Letter calling for removal from police board shouldn't have gone public right away, Browaty says

The former chair of the Winnipeg police board says he’s surprised and disappointed with the way Mayor Brian Bowman handled the board’s request for his removal last week.

North Kildonan councillor resigned as chair of police board last week following comments in December

Coun. Jeff Browaty says he felt like he had no choice but to resign from his position as chair of the police board after a letter from the board requesting his removal went public last week. (Jeff Stapleton/CBC)

The former chair of the Winnipeg police board says he's surprised and disappointed with the way Mayor Brian Bowman handled the board's request for his removal last week.

Coun. Jeff Browaty was out of town when the board's recommendation to remove him was made public last week, in the form of a letter addressed to Bowman.

On Wednesday, Browaty said he felt like he "didn't have an option" except to resign after the letter was released on Feb. 7.

"I was disappointed that the mayor's office felt that that statement had to be released publicly immediately," Browaty said.

"I felt he had an opportunity to receive the recommendation, speak to me and consider it, but again, the mayor's instructions to the police board was to release it publicly."

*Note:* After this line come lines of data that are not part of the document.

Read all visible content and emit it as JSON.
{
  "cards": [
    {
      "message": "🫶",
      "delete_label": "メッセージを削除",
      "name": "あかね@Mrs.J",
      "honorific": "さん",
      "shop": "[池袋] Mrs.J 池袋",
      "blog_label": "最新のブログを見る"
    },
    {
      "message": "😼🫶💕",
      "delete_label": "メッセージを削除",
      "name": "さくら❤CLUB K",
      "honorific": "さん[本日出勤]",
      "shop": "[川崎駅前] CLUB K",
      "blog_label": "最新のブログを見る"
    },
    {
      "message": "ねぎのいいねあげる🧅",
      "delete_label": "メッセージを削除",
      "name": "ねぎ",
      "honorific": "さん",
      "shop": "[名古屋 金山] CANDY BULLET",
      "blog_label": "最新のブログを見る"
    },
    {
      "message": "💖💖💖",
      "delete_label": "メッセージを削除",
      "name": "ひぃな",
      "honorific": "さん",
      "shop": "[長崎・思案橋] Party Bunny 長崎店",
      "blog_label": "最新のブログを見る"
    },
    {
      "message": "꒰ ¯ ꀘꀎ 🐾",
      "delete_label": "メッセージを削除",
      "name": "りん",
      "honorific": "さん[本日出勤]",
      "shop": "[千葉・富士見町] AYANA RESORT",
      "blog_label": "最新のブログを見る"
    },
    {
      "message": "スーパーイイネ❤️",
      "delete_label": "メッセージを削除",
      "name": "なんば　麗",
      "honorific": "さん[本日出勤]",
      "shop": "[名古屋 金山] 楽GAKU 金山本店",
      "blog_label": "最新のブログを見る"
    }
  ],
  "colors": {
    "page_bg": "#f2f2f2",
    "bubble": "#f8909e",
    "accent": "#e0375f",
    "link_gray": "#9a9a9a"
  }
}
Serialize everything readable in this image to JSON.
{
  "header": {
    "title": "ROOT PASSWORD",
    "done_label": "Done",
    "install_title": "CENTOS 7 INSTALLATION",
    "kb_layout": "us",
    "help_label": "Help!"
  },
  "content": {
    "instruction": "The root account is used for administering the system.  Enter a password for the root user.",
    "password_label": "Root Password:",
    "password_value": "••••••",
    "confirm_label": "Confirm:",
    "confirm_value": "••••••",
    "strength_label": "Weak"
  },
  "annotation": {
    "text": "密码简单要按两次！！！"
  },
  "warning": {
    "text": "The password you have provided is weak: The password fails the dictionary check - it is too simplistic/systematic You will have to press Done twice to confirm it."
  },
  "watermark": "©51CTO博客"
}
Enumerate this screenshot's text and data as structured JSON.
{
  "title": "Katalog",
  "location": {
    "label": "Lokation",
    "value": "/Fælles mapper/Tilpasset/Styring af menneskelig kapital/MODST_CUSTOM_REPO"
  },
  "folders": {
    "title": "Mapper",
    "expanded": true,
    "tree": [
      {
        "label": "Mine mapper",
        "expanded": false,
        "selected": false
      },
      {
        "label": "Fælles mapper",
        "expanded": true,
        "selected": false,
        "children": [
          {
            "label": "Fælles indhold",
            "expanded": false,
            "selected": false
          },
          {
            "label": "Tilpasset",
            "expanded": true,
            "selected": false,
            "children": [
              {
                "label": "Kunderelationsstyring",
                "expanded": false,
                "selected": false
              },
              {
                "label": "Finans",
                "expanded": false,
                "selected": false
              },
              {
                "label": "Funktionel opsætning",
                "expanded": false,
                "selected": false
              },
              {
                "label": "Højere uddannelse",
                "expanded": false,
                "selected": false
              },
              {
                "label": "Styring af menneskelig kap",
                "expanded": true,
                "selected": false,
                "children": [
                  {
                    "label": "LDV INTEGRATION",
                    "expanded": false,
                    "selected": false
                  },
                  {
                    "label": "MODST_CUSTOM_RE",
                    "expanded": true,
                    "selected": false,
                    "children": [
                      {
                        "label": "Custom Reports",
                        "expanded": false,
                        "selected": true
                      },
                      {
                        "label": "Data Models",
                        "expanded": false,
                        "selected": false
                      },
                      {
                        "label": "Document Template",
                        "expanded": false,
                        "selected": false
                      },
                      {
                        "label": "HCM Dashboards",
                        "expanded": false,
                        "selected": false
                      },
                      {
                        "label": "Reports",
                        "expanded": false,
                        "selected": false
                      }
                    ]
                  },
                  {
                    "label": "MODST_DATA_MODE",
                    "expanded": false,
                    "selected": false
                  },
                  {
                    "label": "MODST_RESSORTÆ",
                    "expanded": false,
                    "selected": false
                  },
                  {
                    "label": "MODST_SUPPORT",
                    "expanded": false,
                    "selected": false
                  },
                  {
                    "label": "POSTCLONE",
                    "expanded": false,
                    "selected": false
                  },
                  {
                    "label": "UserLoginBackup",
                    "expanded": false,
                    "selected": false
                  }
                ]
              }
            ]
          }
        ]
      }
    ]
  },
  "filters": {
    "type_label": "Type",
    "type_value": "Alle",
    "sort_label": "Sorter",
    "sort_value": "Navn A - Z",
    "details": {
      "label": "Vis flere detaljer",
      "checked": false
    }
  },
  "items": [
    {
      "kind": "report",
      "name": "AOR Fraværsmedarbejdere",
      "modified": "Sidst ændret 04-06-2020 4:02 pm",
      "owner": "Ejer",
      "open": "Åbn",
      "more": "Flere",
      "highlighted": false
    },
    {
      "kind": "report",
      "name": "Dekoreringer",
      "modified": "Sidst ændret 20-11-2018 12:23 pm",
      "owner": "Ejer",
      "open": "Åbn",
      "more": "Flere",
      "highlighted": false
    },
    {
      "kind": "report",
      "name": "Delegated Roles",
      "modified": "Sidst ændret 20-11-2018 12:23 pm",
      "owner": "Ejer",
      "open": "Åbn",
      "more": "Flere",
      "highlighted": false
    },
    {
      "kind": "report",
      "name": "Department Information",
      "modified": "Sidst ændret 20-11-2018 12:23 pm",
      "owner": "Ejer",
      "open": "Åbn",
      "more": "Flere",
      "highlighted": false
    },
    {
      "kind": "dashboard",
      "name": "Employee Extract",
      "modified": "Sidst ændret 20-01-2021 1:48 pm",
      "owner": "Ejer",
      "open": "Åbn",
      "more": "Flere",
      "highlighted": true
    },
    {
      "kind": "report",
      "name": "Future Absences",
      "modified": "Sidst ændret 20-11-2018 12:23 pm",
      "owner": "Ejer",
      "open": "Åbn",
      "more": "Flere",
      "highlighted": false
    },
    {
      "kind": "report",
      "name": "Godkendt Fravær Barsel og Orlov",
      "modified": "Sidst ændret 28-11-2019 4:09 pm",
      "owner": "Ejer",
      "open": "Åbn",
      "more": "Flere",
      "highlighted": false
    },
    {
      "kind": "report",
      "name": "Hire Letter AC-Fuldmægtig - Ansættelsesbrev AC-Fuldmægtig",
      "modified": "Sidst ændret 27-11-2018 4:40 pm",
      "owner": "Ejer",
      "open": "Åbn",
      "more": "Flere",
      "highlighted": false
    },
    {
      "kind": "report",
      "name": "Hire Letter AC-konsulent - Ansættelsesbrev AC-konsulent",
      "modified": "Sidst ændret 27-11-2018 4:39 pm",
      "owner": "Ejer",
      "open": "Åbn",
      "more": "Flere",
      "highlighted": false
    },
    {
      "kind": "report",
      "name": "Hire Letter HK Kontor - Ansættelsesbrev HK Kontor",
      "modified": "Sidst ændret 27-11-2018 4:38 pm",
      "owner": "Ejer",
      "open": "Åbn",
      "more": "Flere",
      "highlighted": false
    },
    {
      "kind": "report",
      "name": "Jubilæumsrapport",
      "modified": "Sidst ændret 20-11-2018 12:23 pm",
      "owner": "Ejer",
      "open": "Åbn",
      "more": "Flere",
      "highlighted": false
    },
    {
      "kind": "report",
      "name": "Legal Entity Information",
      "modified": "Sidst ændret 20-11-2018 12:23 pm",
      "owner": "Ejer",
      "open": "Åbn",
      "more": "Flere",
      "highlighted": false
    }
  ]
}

Browaty says the letter would likely have gone public eventually, but he thought that should have happened after he had a chance to speak to Bowman face-to-face.

Bowman told reporters Wednesday the decision to make the letter public ultimately fell to the board itself, but he requested the board be transparent about concerns surrounding Browaty after members met with him privately in December.

"I asked them, if they were speaking for the board, that the board should speak and should raise their concerns in public, and be publicly accountable for their requests to me," Bowman said.

Comments prompted call for removal

The request followed comments Browaty made on the floor of city council in December, criticizing the cost of the city's plan to mandate a half-day training session on the legacy of residential schools for all city employees.

The sessions were announced last year as part of the city's efforts to implement the 94 recommendations of the national Truth and Reconciliation Commission.

Browaty made the comments on Dec. 14, but quickly recanted and apologized later that day.

The police board requested Browaty's removal after a recommendation from the Indigenous Council on Policing and Crime Prevention, which advises the board.

Last week, Bowman said he will now turn his attention to finding Browaty's replacement on the board.

With files from Sean Kavanagh